Efficient ECDSA signature verification using Circom

Context

An ECDSA signature verification circuit written in Circom results in an R1CS with approximately 1.5 million constraints, a proving key that is close to a GB large, and a proving time that is non-trivial.

The point of doing an ECDSA signature verification using Circom is to verify that the prover owns a certain address without revealing the address. Although it is easier to check privKey * G == pubKey, most wallets don’t expose the private key of a wallet, therefore we are restricted to checking signatures. Signature verification without revealing the address has applications in, for example, zero-knowledge proof of membership. (Which is why we want to have a way to prove ownership of an address anonymously)

In this post, I will decribe a method that could improve the efficiency of ECDSA signature verification written in Circom.

I focus on implementation using Circom to avoid ambiguity. However, the method is not completely dependent on Circom. You can swap “Circom” with “zkp”, “zk-snark”, or other high-level arithmetic circuit languages.

Overview of the method

The essence of the method is, that in order to do as less computations as possible in a circuit, we offload some signature verification calculations from the circuit.

The method

This credit for this technique goes to the answerer of this stack exchange post. Although, the method is not formally verified. If this method lacks correctness, soundness, or zero-knowledge-ness, then the entire scheme I describe in this post will not work. That being a possibility, I’m writing this post hoping it to be useful at least in some way, as a source of ideas.

Verify an ECDSA signature without revealing the s part of the signature leads to reducing the required calculation that needs to be kept private (i.e. needs to be SNARKified)

First, you produce a signature with your private key as usual.

R = k * G

s = k^-1(m + da * r)

The signature = (r, s)

where

  • G: The generator point of the curve
  • k: The signature nonce
  • R: k * G
  • Qa: The public key
  • m: The message to sign
  • r: x-coordinate of R

The signature can be verified by checking the following equality

R = s^{-1} * m * G+ s^{-1}r * Qa

or

s * R = m * G + r * Qa.

This equation can be perceived as s being the private key, R being the generator point, and m * G + r * Qa being the public key.

Now we can prove the knowledge of s without revealing s itself, by generating a signature!

We calculate the signature as follows:

R’ = k’ * R

s’ = k^-1(m’ + s * r')

where

  • k’: The signature nonce
  • m’: The message to sign
  • r’: x-coordinate of R'

We verify the signature (s’, r') by checking:

  • s’ * R’ = m’ * R + r' * Qa’

This equation itself doesn’t reveal Qa (the public key). So it can be checked publicly, without using Circom.

We also need to check that Qa’ actually comes from Qa. This can be done by checking:

  • Qa’ = m * G + r * Qa

Since we don’t want to reveal Qa (the public key), this equality check is done using Circom.
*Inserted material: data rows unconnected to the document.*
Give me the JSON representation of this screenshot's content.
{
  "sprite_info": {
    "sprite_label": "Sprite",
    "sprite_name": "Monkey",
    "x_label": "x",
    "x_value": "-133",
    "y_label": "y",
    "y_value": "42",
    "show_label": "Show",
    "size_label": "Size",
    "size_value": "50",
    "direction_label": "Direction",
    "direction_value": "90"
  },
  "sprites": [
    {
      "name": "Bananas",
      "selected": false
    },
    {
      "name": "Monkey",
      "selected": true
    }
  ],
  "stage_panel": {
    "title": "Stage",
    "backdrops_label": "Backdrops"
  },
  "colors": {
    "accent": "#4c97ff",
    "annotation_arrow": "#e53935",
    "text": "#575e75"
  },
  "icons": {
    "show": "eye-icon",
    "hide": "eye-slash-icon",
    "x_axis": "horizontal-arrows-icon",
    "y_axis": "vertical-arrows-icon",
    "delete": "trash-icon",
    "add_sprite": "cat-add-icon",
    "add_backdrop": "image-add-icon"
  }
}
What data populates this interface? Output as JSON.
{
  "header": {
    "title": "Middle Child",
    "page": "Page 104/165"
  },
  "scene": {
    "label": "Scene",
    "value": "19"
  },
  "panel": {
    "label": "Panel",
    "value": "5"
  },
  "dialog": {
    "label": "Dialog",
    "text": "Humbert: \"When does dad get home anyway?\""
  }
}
Moreover, it is required to keep m a secret. If m is revealed, Qa will be recoverable. That is, in zero-knowledge proof of membership, the public keys that are members of a set are publicly known; someone can just check which public key matches Qa’, by filling in m and r .

Summary and benchmarks
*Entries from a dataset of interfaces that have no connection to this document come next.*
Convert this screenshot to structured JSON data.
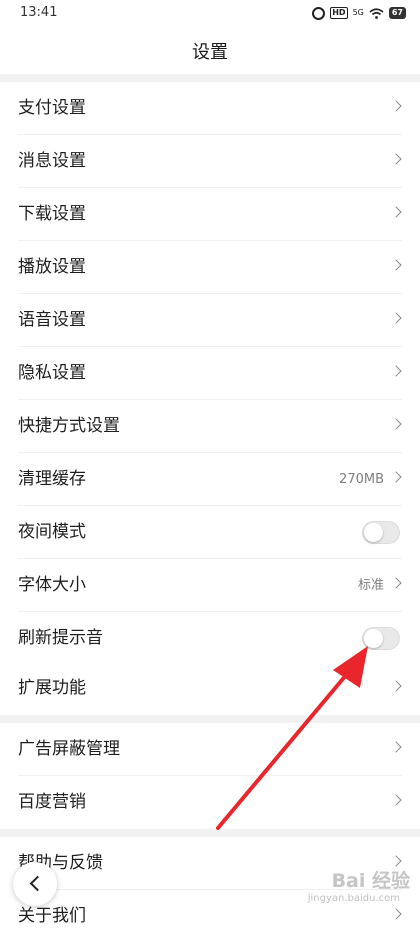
{
  "status_bar": {
    "time": "13:41",
    "icons": [
      "alarm-icon",
      "hd-icon",
      "signal-5g-icon",
      "wifi-icon",
      "battery-icon"
    ],
    "hd": "HD",
    "net": "5G",
    "battery": "67"
  },
  "header": {
    "title": "设置"
  },
  "sections": [
    {
      "items": [
        {
          "label": "支付设置",
          "control": "chevron"
        },
        {
          "label": "消息设置",
          "control": "chevron"
        },
        {
          "label": "下载设置",
          "control": "chevron"
        },
        {
          "label": "播放设置",
          "control": "chevron"
        },
        {
          "label": "语音设置",
          "control": "chevron"
        },
        {
          "label": "隐私设置",
          "control": "chevron"
        },
        {
          "label": "快捷方式设置",
          "control": "chevron"
        },
        {
          "label": "清理缓存",
          "control": "value",
          "value": "270MB"
        },
        {
          "label": "夜间模式",
          "control": "toggle",
          "on": false
        },
        {
          "label": "字体大小",
          "control": "value-chevron",
          "value": "标准"
        },
        {
          "label": "刷新提示音",
          "control": "toggle",
          "on": false
        },
        {
          "label": "扩展功能",
          "control": "chevron"
        }
      ]
    },
    {
      "items": [
        {
          "label": "广告屏蔽管理",
          "control": "chevron"
        },
        {
          "label": "百度营销",
          "control": "chevron"
        }
      ]
    },
    {
      "items": [
        {
          "label": "帮助与反馈",
          "control": "chevron"
        },
        {
          "label": "关于我们",
          "control": "chevron"
        }
      ]
    }
  ],
  "annotation": {
    "type": "red-arrow",
    "color": "#e8262b",
    "points_to": "刷新提示音"
  },
  "watermark": {
    "text": "Bai 经验",
    "sub": "jingyan.baidu.com"
  },
  "colors": {
    "toggle_off": "#e9e9e9",
    "section_gap": "#f2f2f2",
    "text": "#1f1f1f",
    "secondary": "#808080"
  }
}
To sum up, the circuit will take Qa and m as the private input, and r’ and Qa’ as the public input. I constructed the outline of the circuit here. The circuit is not complete. The purpose of it is to demonstrate the outline.

The benchmarks:

  • constraints: \approx 200,000
  • proving key size: \approx 134MB
  • proving time (witness generation + proving): \approx 15s on a MacBook Pro

Which is a meaningful improvement from the original circuit.

And that is it.

Feedback will be appreciated.

5 Likes

Update

I’m replying to my post because I could not edit my post for some reason.

The circuit is now complete: GitHub - DanTehrani/zk-ecdsa

I modified the part where we verify Qa’ came from Qa, for the following reason: to do a point scalar multiplication efficiently, we pass the cache of multiplied points to the circuit. If we pass the cache of r * Qa, we will only have the cache of the multiplication, and not the plain public key in our circuit. But we also want to operate with the plain public key in our circuit.

So we rewrite the equation Qa′=m∗G+r∗Qa by multiplying both sides by r^{-1} to get

  • r^{-1} * Qa’ - r^{-1} m * G = Qa

And we end up with the circuit that takes r^{-1} * Qa’ and r^{-1}G as the public input and m as the private input.

With that, we can obtain the plain public key in our circuit.